◆ YOUR TASK ◆
Scan the entries below and tally the lines that include "this". Return nothing but the tally.

[Items listed in a dataset]

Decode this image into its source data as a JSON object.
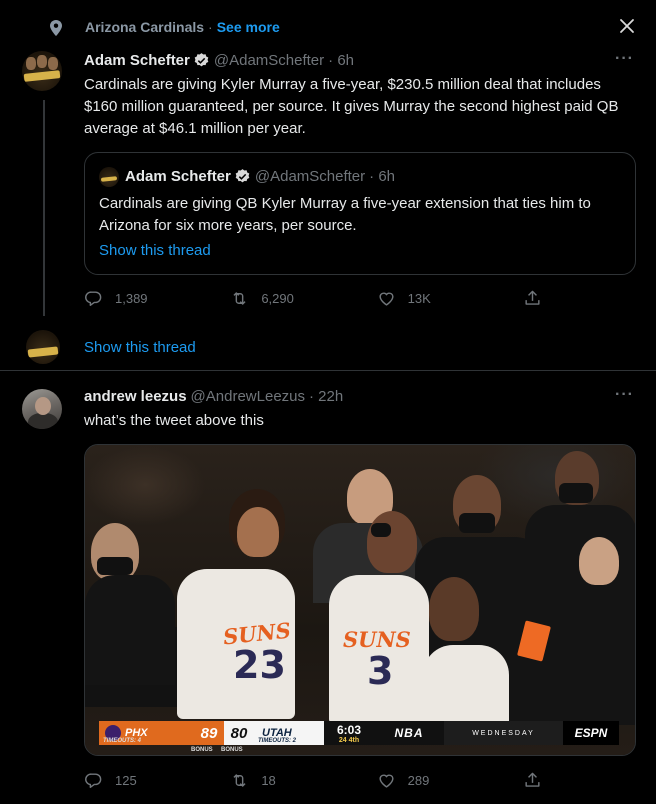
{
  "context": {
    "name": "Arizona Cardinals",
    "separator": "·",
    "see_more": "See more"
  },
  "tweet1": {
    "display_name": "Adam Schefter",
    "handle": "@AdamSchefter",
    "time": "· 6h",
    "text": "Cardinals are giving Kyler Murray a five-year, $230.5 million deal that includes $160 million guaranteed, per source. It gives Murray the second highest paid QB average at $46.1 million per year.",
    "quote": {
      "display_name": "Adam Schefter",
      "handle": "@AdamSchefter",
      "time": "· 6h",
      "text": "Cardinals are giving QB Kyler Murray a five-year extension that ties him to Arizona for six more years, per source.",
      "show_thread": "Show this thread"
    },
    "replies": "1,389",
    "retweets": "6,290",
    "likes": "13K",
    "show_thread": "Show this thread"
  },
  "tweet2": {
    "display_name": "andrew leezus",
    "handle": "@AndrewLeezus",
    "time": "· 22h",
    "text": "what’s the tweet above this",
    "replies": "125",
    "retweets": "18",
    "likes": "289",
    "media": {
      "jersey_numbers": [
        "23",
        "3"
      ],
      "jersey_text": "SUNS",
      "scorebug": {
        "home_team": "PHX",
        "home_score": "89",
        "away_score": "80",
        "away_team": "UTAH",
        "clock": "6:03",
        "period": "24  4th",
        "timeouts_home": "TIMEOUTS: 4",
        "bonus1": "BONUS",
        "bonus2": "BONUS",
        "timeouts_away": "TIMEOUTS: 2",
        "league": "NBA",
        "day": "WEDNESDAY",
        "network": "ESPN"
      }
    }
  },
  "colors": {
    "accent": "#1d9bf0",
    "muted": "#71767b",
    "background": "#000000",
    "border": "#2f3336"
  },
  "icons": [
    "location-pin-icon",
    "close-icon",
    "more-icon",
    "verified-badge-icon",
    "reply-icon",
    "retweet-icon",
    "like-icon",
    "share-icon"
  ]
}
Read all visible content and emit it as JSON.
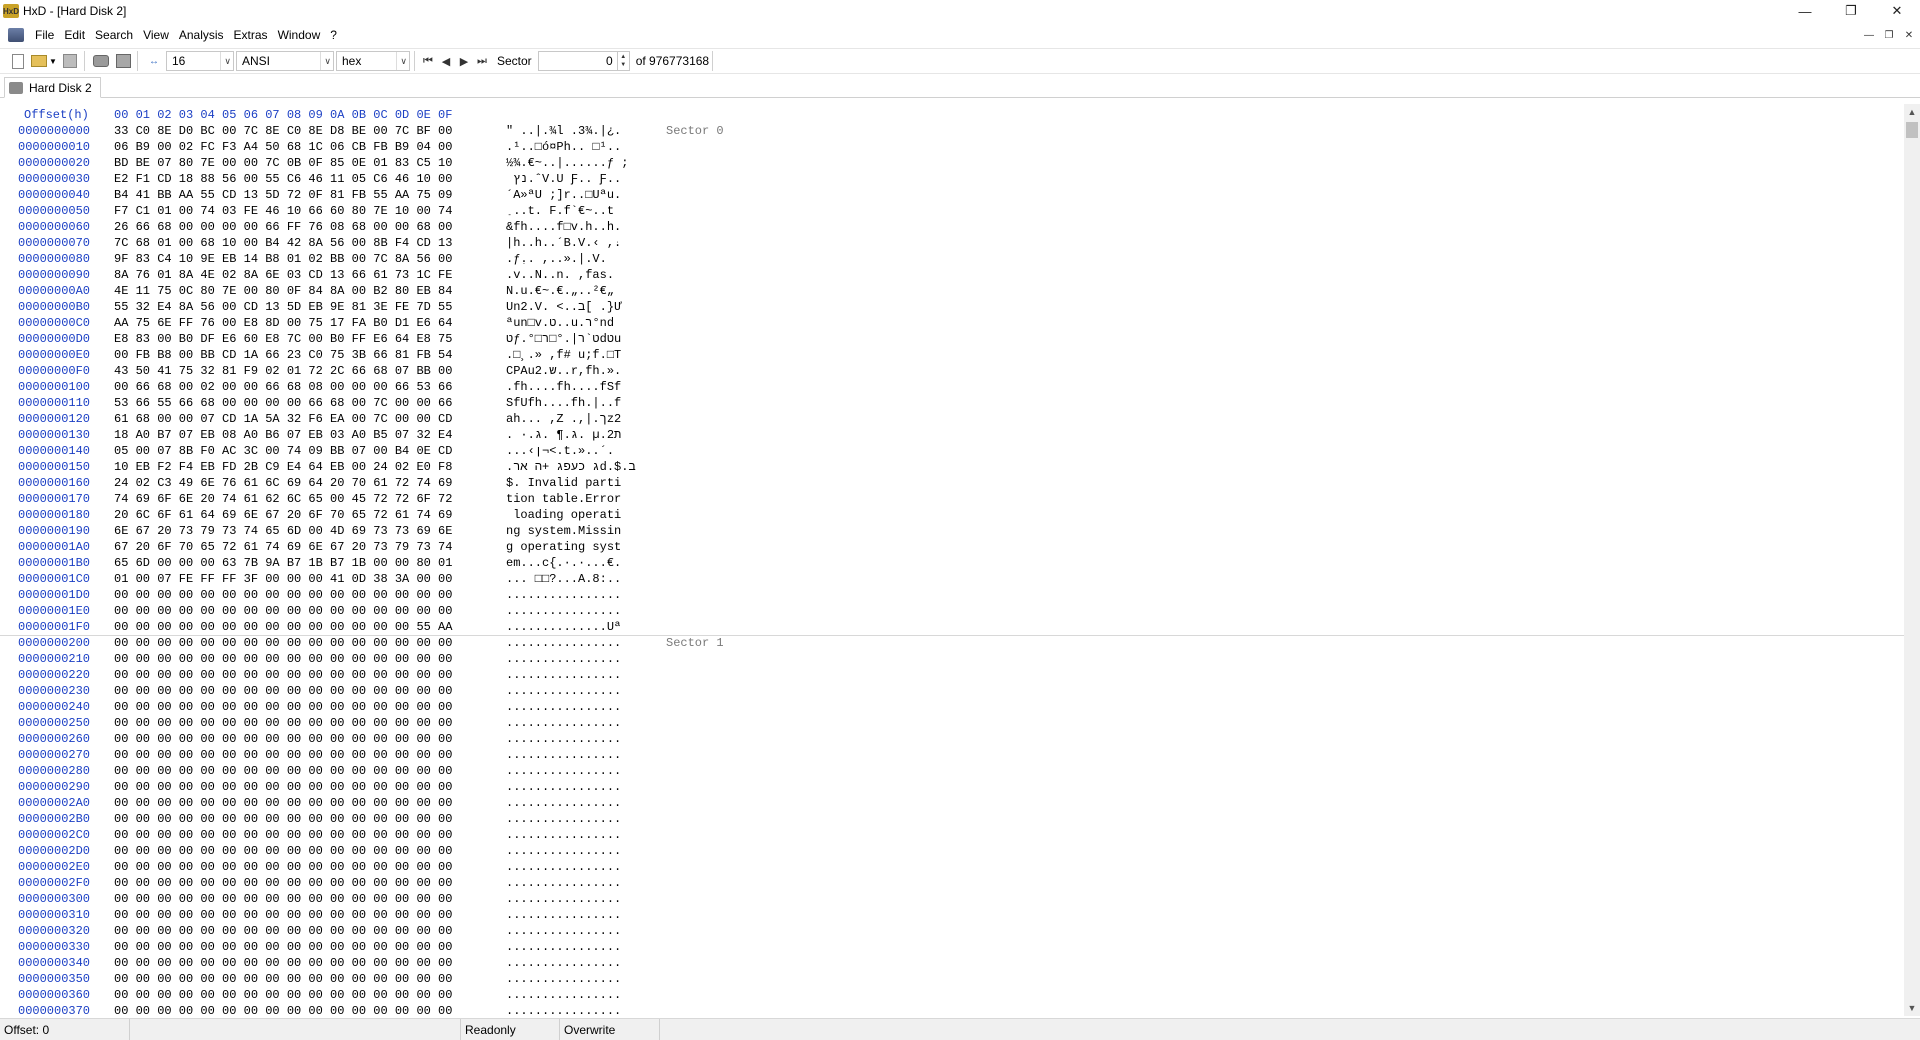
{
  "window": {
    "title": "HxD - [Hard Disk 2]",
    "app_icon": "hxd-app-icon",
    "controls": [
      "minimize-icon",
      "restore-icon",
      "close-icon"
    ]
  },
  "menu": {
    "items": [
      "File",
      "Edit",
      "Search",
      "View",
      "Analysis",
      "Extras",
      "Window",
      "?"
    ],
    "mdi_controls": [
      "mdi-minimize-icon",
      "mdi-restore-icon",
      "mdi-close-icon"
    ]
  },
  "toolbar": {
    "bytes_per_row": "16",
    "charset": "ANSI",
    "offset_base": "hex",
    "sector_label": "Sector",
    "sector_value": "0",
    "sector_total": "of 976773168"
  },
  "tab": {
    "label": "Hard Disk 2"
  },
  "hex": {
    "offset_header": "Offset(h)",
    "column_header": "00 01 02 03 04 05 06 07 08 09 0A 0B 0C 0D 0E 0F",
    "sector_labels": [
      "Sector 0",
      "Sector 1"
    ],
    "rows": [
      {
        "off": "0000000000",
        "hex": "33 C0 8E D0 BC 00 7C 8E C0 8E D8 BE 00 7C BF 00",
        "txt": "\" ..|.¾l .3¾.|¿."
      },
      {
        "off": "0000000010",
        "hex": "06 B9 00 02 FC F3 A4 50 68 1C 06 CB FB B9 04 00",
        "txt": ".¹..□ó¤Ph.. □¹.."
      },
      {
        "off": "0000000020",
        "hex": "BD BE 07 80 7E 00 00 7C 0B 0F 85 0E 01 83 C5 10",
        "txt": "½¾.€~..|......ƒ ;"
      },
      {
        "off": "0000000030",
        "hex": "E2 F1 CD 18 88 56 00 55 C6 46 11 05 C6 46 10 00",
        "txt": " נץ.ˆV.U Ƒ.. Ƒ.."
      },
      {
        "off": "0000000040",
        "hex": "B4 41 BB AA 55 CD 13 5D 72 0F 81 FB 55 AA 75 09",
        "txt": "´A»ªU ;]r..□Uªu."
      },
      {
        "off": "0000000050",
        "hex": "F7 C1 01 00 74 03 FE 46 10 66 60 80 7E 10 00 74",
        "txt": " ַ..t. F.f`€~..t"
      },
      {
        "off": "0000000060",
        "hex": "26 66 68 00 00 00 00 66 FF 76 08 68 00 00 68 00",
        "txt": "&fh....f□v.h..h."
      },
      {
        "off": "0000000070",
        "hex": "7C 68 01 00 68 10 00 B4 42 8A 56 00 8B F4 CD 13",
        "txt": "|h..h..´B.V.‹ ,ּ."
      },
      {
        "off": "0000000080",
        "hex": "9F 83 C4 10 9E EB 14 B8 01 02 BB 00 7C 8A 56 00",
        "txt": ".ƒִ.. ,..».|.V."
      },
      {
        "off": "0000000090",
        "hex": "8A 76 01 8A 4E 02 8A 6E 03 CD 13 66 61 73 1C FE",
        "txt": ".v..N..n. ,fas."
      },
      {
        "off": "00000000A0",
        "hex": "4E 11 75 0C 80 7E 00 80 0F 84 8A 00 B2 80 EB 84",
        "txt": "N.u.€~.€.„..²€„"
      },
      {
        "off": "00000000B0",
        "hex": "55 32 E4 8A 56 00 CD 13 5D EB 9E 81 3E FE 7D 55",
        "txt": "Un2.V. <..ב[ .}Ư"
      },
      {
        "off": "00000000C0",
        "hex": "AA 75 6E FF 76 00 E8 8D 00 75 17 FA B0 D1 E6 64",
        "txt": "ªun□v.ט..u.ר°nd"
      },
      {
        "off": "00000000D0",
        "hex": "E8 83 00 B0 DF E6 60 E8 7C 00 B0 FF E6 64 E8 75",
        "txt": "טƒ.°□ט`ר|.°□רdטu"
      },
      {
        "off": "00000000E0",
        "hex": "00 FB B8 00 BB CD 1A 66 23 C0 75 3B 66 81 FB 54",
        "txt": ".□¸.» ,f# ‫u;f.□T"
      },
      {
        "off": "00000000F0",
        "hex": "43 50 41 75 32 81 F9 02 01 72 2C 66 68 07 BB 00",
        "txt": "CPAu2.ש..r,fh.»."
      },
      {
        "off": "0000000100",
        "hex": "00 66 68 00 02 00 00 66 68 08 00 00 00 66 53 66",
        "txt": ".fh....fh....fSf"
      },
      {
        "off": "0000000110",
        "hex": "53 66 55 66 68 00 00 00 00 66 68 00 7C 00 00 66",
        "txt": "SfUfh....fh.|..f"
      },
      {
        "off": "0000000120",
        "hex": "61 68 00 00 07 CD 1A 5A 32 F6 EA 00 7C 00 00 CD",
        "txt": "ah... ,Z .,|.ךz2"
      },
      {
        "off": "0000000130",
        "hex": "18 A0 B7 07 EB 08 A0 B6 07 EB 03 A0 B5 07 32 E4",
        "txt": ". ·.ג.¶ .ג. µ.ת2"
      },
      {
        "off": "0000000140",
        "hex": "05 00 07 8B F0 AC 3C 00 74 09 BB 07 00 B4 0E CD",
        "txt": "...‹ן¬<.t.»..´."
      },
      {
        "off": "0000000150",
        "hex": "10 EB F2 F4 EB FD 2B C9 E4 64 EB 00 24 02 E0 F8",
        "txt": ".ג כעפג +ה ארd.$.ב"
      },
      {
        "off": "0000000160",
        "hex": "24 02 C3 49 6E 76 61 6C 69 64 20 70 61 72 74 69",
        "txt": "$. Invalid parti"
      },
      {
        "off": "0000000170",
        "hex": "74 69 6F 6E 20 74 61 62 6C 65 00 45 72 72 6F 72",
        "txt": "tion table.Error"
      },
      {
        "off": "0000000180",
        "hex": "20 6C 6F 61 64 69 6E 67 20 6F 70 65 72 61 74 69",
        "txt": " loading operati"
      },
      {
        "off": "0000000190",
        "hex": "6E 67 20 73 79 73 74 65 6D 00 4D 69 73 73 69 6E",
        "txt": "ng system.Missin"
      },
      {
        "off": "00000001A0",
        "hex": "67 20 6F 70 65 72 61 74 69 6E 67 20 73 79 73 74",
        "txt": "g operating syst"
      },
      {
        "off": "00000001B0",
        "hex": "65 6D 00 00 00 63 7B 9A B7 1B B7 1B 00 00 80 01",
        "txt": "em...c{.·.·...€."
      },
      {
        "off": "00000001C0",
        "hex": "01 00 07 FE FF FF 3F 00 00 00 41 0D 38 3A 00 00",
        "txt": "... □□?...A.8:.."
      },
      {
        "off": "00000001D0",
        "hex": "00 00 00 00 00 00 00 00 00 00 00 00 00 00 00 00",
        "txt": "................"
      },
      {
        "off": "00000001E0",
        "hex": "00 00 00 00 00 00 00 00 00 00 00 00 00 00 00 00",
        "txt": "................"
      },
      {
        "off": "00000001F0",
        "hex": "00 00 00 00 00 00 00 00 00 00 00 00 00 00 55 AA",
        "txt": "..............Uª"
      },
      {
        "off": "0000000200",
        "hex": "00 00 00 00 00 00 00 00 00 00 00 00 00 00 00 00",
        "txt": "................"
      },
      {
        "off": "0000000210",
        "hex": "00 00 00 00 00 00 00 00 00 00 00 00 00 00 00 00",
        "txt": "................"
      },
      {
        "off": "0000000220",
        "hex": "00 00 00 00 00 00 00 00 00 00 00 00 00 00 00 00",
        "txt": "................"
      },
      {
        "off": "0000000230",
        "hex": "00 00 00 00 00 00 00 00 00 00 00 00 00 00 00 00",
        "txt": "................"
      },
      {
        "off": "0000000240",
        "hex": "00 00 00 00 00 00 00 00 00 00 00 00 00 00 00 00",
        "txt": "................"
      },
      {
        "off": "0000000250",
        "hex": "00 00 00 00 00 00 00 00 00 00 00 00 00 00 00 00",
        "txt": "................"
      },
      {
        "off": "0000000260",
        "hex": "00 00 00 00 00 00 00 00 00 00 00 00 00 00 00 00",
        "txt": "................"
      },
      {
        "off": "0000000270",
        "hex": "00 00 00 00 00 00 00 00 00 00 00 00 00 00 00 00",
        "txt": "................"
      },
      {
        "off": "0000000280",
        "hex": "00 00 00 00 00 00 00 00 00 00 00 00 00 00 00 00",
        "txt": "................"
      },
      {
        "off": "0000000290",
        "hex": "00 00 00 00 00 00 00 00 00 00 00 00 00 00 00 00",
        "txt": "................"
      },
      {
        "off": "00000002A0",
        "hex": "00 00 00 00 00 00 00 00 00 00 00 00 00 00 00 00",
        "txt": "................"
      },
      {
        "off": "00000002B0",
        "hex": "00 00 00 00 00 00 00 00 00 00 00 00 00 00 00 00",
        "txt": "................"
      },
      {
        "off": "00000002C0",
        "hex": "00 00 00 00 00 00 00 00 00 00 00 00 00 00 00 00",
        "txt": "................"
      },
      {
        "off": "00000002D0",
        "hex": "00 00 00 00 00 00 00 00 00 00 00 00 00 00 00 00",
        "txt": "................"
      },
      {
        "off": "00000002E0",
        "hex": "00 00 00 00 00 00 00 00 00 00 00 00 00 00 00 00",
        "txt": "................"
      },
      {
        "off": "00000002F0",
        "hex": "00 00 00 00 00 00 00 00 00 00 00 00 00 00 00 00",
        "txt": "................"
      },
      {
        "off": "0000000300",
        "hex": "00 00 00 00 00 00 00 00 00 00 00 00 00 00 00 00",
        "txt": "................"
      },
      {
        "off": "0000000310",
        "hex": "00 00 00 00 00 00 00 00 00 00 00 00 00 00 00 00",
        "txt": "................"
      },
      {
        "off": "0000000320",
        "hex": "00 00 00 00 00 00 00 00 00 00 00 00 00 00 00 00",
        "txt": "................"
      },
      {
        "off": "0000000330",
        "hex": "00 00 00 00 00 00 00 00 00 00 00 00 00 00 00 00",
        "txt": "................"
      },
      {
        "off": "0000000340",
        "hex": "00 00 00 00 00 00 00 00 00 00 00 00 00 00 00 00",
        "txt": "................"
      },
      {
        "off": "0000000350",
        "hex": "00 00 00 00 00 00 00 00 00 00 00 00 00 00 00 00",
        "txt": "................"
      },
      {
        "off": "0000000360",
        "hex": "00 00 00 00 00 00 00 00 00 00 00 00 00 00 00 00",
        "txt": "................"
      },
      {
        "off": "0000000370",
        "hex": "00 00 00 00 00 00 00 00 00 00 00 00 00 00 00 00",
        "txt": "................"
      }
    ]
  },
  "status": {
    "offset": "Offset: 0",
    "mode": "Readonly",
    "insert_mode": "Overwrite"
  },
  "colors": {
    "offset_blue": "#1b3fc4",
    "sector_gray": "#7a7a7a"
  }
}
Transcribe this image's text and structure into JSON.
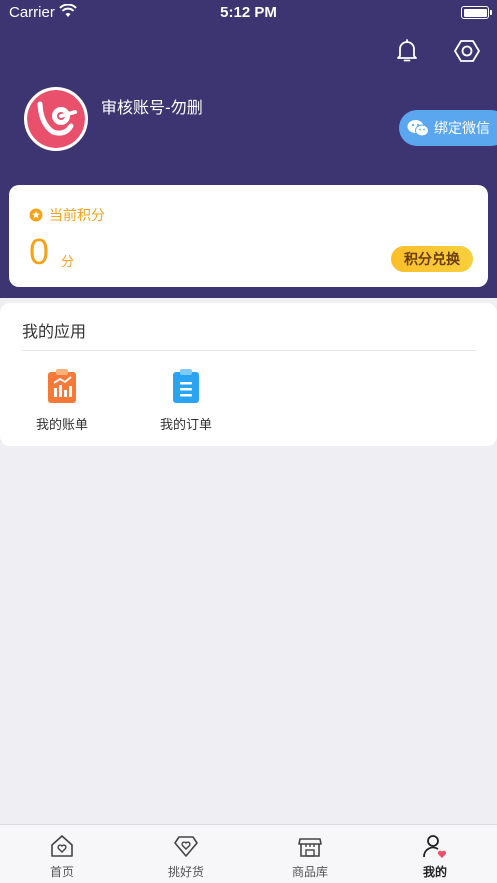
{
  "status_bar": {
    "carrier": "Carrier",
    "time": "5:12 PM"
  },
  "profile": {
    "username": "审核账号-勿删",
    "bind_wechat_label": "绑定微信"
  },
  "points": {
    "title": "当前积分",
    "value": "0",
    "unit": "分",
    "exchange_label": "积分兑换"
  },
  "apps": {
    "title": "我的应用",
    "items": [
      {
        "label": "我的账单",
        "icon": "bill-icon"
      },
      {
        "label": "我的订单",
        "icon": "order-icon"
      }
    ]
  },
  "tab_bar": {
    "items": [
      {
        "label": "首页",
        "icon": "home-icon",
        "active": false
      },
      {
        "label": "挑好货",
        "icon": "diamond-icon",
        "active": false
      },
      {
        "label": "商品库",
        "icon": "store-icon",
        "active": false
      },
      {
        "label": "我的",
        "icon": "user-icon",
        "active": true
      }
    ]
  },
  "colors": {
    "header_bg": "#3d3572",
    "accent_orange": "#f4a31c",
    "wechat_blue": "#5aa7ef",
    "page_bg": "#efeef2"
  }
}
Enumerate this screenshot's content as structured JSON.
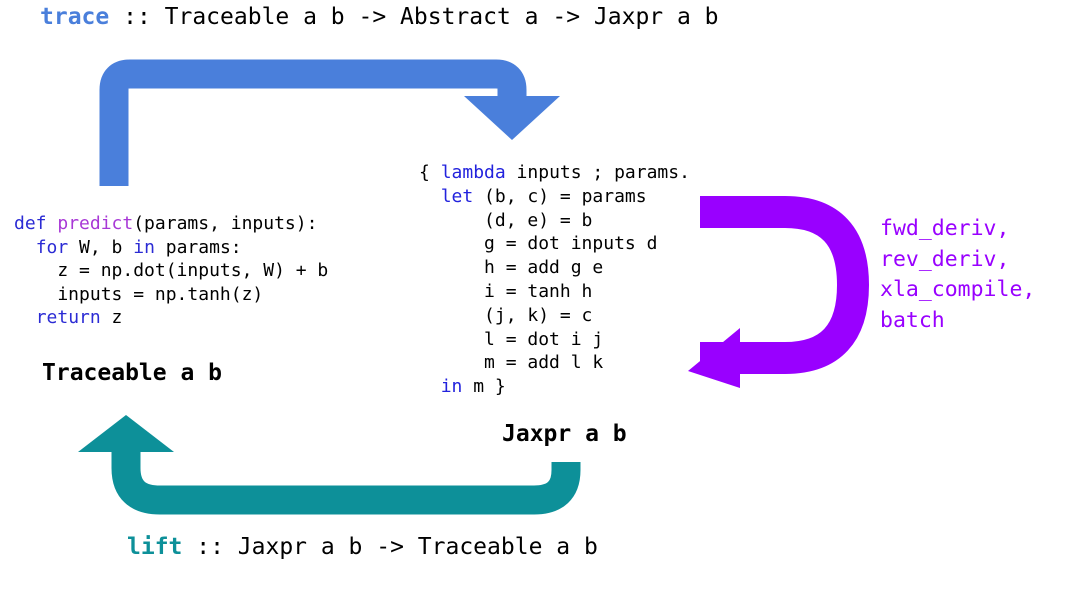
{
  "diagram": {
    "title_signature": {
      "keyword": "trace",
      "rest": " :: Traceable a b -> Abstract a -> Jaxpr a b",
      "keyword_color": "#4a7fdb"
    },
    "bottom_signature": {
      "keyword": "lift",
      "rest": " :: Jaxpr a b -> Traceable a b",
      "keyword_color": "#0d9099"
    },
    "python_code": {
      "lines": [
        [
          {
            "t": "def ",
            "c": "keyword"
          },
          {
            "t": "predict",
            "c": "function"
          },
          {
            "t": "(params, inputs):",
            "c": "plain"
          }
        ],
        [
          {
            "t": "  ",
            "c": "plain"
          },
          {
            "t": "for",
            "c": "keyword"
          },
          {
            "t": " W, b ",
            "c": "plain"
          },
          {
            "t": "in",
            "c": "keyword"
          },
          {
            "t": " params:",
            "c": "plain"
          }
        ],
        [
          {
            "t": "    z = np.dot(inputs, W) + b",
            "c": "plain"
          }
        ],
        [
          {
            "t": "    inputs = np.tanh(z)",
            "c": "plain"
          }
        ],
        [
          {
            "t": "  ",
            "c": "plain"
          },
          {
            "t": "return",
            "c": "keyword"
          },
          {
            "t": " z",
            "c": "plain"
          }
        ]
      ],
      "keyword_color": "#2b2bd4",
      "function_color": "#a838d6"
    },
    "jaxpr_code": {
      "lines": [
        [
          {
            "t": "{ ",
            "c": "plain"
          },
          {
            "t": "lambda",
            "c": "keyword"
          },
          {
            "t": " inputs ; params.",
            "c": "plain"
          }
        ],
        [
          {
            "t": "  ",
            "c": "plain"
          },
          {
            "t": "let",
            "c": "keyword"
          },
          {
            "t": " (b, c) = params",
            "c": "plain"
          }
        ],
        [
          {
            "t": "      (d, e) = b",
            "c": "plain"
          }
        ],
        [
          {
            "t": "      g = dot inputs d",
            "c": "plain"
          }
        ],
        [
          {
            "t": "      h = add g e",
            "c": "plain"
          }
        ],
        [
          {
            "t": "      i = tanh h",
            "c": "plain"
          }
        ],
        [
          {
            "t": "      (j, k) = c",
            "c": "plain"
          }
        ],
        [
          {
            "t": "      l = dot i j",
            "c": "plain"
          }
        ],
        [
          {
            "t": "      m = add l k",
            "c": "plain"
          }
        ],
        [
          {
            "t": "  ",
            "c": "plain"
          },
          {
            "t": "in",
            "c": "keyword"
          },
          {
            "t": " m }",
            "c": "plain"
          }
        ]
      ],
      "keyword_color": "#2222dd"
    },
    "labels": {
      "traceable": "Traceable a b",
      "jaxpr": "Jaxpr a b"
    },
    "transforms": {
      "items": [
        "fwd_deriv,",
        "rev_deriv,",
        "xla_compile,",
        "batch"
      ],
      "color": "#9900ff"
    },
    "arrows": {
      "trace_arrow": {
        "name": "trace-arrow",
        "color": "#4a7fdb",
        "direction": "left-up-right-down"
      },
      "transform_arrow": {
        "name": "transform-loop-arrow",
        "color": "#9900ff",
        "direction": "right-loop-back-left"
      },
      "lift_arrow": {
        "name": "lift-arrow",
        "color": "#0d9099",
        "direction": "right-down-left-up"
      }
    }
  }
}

◆ ANSWER SECTION ◆
6